>>>
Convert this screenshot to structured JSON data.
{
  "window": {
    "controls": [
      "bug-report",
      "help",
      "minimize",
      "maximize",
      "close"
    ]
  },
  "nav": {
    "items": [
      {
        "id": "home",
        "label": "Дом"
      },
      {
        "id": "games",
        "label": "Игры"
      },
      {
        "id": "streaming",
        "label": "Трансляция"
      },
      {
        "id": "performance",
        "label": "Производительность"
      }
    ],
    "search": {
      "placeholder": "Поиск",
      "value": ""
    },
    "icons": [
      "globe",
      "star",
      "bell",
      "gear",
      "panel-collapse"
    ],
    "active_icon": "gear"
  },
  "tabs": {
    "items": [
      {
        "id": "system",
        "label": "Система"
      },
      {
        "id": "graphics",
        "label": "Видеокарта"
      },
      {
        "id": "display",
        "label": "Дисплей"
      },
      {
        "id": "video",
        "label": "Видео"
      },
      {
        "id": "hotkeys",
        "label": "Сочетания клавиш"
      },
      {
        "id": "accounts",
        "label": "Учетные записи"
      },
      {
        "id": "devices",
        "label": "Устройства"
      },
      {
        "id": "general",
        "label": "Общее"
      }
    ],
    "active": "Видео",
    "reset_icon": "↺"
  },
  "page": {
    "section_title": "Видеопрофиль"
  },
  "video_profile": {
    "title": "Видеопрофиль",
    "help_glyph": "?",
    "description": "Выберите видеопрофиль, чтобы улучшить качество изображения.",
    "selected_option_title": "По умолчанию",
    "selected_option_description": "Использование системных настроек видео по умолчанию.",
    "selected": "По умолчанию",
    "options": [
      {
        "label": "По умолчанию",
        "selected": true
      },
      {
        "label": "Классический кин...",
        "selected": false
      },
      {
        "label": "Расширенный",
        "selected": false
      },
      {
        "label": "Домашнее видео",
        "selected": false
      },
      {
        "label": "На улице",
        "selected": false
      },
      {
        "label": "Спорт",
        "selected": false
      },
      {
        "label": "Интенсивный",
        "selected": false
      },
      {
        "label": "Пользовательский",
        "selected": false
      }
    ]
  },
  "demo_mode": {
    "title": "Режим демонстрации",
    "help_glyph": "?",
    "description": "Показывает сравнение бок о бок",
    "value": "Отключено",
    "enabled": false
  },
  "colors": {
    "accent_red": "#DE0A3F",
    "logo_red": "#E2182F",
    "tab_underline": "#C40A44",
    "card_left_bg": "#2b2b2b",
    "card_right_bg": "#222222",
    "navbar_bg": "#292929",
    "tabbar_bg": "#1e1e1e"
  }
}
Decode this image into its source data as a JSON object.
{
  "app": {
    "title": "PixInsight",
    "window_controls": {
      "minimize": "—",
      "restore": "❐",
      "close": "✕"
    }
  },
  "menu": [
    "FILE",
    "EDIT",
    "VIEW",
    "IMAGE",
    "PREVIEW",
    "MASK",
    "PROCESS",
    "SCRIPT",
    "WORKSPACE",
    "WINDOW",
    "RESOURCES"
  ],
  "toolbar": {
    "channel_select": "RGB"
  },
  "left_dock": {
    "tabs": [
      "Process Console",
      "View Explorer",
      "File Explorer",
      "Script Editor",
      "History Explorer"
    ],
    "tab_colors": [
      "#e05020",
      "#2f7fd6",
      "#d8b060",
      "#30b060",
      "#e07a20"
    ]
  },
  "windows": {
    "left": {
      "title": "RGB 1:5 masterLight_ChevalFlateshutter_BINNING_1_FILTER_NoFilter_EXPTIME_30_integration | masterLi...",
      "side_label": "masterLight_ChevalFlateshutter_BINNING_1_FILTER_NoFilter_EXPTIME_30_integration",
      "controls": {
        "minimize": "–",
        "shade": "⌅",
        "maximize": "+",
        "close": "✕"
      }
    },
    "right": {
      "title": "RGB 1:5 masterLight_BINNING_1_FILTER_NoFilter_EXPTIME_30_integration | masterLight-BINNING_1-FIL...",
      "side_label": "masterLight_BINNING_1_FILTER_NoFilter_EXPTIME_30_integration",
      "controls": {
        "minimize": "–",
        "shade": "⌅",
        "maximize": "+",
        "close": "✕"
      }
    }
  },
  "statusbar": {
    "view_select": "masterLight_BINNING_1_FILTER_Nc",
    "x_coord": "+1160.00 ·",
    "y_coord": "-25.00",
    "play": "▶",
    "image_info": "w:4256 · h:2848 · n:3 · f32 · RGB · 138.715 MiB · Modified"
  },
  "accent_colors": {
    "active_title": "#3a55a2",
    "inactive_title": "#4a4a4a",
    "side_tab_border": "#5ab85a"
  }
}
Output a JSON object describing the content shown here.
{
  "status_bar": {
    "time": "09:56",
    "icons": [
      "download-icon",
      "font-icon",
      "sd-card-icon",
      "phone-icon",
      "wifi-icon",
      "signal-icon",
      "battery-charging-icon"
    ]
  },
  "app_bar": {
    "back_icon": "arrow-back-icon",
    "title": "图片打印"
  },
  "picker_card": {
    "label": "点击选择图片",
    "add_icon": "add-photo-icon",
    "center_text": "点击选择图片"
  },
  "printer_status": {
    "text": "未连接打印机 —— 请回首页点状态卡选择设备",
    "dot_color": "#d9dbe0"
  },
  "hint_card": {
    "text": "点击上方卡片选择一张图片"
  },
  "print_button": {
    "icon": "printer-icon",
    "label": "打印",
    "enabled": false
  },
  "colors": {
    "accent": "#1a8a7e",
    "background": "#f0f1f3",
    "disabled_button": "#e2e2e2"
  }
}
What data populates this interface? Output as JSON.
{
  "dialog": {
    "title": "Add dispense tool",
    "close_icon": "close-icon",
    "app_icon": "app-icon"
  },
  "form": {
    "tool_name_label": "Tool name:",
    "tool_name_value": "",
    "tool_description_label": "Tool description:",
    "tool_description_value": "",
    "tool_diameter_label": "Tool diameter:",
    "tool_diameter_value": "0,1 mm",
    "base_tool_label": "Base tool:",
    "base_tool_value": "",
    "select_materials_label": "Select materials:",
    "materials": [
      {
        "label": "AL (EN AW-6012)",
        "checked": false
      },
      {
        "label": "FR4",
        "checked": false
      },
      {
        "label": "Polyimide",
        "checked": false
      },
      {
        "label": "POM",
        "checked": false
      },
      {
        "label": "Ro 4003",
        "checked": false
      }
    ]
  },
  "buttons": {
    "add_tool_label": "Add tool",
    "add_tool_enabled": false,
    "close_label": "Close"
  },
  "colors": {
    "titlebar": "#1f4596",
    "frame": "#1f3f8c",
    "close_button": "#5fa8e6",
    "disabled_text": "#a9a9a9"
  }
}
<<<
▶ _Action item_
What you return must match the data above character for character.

▶ _Reply_
Convert this screenshot to structured JSON data.
{
  "window": {
    "controls": [
      "bug-report",
      "help",
      "minimize",
      "maximize",
      "close"
    ]
  },
  "nav": {
    "items": [
      {
        "id": "home",
        "label": "Дом"
      },
      {
        "id": "games",
        "label": "Игры"
      },
      {
        "id": "streaming",
        "label": "Трансляция"
      },
      {
        "id": "performance",
        "label": "Производительность"
      }
    ],
    "search": {
      "placeholder": "Поиск",
      "value": ""
    },
    "icons": [
      "globe",
      "star",
      "bell",
      "gear",
      "panel-collapse"
    ],
    "active_icon": "gear"
  },
  "tabs": {
    "items": [
      {
        "id": "system",
        "label": "Система"
      },
      {
        "id": "graphics",
        "label": "Видеокарта"
      },
      {
        "id": "display",
        "label": "Дисплей"
      },
      {
        "id": "video",
        "label": "Видео"
      },
      {
        "id": "hotkeys",
        "label": "Сочетания клавиш"
      },
      {
        "id": "accounts",
        "label": "Учетные записи"
      },
      {
        "id": "devices",
        "label": "Устройства"
      },
      {
        "id": "general",
        "label": "Общее"
      }
    ],
    "active": "Видео",
    "reset_icon": "↺"
  },
  "page": {
    "section_title": "Видеопрофиль"
  },
  "video_profile": {
    "title": "Видеопрофиль",
    "help_glyph": "?",
    "description": "Выберите видеопрофиль, чтобы улучшить качество изображения.",
    "selected_option_title": "По умолчанию",
    "selected_option_description": "Использование системных настроек видео по умолчанию.",
    "selected": "По умолчанию",
    "options": [
      {
        "label": "По умолчанию",
        "selected": true
      },
      {
        "label": "Классический кин...",
        "selected": false
      },
      {
        "label": "Расширенный",
        "selected": false
      },
      {
        "label": "Домашнее видео",
        "selected": false
      },
      {
        "label": "На улице",
        "selected": false
      },
      {
        "label": "Спорт",
        "selected": false
      },
      {
        "label": "Интенсивный",
        "selected": false
      },
      {
        "label": "Пользовательский",
        "selected": false
      }
    ]
  },
  "demo_mode": {
    "title": "Режим демонстрации",
    "help_glyph": "?",
    "description": "Показывает сравнение бок о бок",
    "value": "Отключено",
    "enabled": false
  },
  "colors": {
    "accent_red": "#DE0A3F",
    "logo_red": "#E2182F",
    "tab_underline": "#C40A44",
    "card_left_bg": "#2b2b2b",
    "card_right_bg": "#222222",
    "navbar_bg": "#292929",
    "tabbar_bg": "#1e1e1e"
  }
}
Decode this image into its source data as a JSON object.
{
  "app": {
    "title": "PixInsight",
    "window_controls": {
      "minimize": "—",
      "restore": "❐",
      "close": "✕"
    }
  },
  "menu": [
    "FILE",
    "EDIT",
    "VIEW",
    "IMAGE",
    "PREVIEW",
    "MASK",
    "PROCESS",
    "SCRIPT",
    "WORKSPACE",
    "WINDOW",
    "RESOURCES"
  ],
  "toolbar": {
    "channel_select": "RGB"
  },
  "left_dock": {
    "tabs": [
      "Process Console",
      "View Explorer",
      "File Explorer",
      "Script Editor",
      "History Explorer"
    ],
    "tab_colors": [
      "#e05020",
      "#2f7fd6",
      "#d8b060",
      "#30b060",
      "#e07a20"
    ]
  },
  "windows": {
    "left": {
      "title": "RGB 1:5 masterLight_ChevalFlateshutter_BINNING_1_FILTER_NoFilter_EXPTIME_30_integration | masterLi...",
      "side_label": "masterLight_ChevalFlateshutter_BINNING_1_FILTER_NoFilter_EXPTIME_30_integration",
      "controls": {
        "minimize": "–",
        "shade": "⌅",
        "maximize": "+",
        "close": "✕"
      }
    },
    "right": {
      "title": "RGB 1:5 masterLight_BINNING_1_FILTER_NoFilter_EXPTIME_30_integration | masterLight-BINNING_1-FIL...",
      "side_label": "masterLight_BINNING_1_FILTER_NoFilter_EXPTIME_30_integration",
      "controls": {
        "minimize": "–",
        "shade": "⌅",
        "maximize": "+",
        "close": "✕"
      }
    }
  },
  "statusbar": {
    "view_select": "masterLight_BINNING_1_FILTER_Nc",
    "x_coord": "+1160.00 ·",
    "y_coord": "-25.00",
    "play": "▶",
    "image_info": "w:4256 · h:2848 · n:3 · f32 · RGB · 138.715 MiB · Modified"
  },
  "accent_colors": {
    "active_title": "#3a55a2",
    "inactive_title": "#4a4a4a",
    "side_tab_border": "#5ab85a"
  }
}
Output a JSON object describing the content shown here.
{
  "status_bar": {
    "time": "09:56",
    "icons": [
      "download-icon",
      "font-icon",
      "sd-card-icon",
      "phone-icon",
      "wifi-icon",
      "signal-icon",
      "battery-charging-icon"
    ]
  },
  "app_bar": {
    "back_icon": "arrow-back-icon",
    "title": "图片打印"
  },
  "picker_card": {
    "label": "点击选择图片",
    "add_icon": "add-photo-icon",
    "center_text": "点击选择图片"
  },
  "printer_status": {
    "text": "未连接打印机 —— 请回首页点状态卡选择设备",
    "dot_color": "#d9dbe0"
  },
  "hint_card": {
    "text": "点击上方卡片选择一张图片"
  },
  "print_button": {
    "icon": "printer-icon",
    "label": "打印",
    "enabled": false
  },
  "colors": {
    "accent": "#1a8a7e",
    "background": "#f0f1f3",
    "disabled_button": "#e2e2e2"
  }
}
What data populates this interface? Output as JSON.
{
  "dialog": {
    "title": "Add dispense tool",
    "close_icon": "close-icon",
    "app_icon": "app-icon"
  },
  "form": {
    "tool_name_label": "Tool name:",
    "tool_name_value": "",
    "tool_description_label": "Tool description:",
    "tool_description_value": "",
    "tool_diameter_label": "Tool diameter:",
    "tool_diameter_value": "0,1 mm",
    "base_tool_label": "Base tool:",
    "base_tool_value": "",
    "select_materials_label": "Select materials:",
    "materials": [
      {
        "label": "AL (EN AW-6012)",
        "checked": false
      },
      {
        "label": "FR4",
        "checked": false
      },
      {
        "label": "Polyimide",
        "checked": false
      },
      {
        "label": "POM",
        "checked": false
      },
      {
        "label": "Ro 4003",
        "checked": false
      }
    ]
  },
  "buttons": {
    "add_tool_label": "Add tool",
    "add_tool_enabled": false,
    "close_label": "Close"
  },
  "colors": {
    "titlebar": "#1f4596",
    "frame": "#1f3f8c",
    "close_button": "#5fa8e6",
    "disabled_text": "#a9a9a9"
  }
}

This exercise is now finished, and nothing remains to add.